§ **To do**:
Present each line of the entries below that holds the word "this".

::: Data extracts :::

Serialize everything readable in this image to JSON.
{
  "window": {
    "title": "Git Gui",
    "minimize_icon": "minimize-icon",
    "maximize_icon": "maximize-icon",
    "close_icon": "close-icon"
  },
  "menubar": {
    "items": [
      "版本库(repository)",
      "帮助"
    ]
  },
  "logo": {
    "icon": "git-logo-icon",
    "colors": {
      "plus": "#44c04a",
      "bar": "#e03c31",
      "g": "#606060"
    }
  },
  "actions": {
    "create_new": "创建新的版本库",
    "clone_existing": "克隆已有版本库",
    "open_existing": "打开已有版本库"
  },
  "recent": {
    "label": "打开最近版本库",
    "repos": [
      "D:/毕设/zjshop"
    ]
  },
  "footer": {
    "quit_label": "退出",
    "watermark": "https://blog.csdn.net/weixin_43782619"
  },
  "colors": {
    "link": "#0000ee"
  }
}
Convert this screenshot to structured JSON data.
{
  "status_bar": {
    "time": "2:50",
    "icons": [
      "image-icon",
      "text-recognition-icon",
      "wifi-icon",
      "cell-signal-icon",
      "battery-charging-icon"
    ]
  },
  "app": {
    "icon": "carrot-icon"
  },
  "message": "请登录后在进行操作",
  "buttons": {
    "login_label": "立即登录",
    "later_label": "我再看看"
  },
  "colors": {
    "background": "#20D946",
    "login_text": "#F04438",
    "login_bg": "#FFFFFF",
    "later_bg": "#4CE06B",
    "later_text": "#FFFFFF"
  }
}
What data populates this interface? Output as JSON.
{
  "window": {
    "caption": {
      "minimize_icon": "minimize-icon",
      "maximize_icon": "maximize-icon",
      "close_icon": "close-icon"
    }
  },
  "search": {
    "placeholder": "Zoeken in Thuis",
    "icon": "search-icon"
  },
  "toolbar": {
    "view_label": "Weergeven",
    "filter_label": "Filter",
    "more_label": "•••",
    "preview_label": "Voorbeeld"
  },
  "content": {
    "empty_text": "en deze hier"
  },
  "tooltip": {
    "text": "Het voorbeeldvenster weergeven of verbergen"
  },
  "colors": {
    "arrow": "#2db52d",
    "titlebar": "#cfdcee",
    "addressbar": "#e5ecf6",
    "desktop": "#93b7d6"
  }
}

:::

§ **Answer to the exercise**:
Serialize everything readable in this image to JSON.
Convert this screenshot to structured JSON data.
What data populates this interface? Output as JSON.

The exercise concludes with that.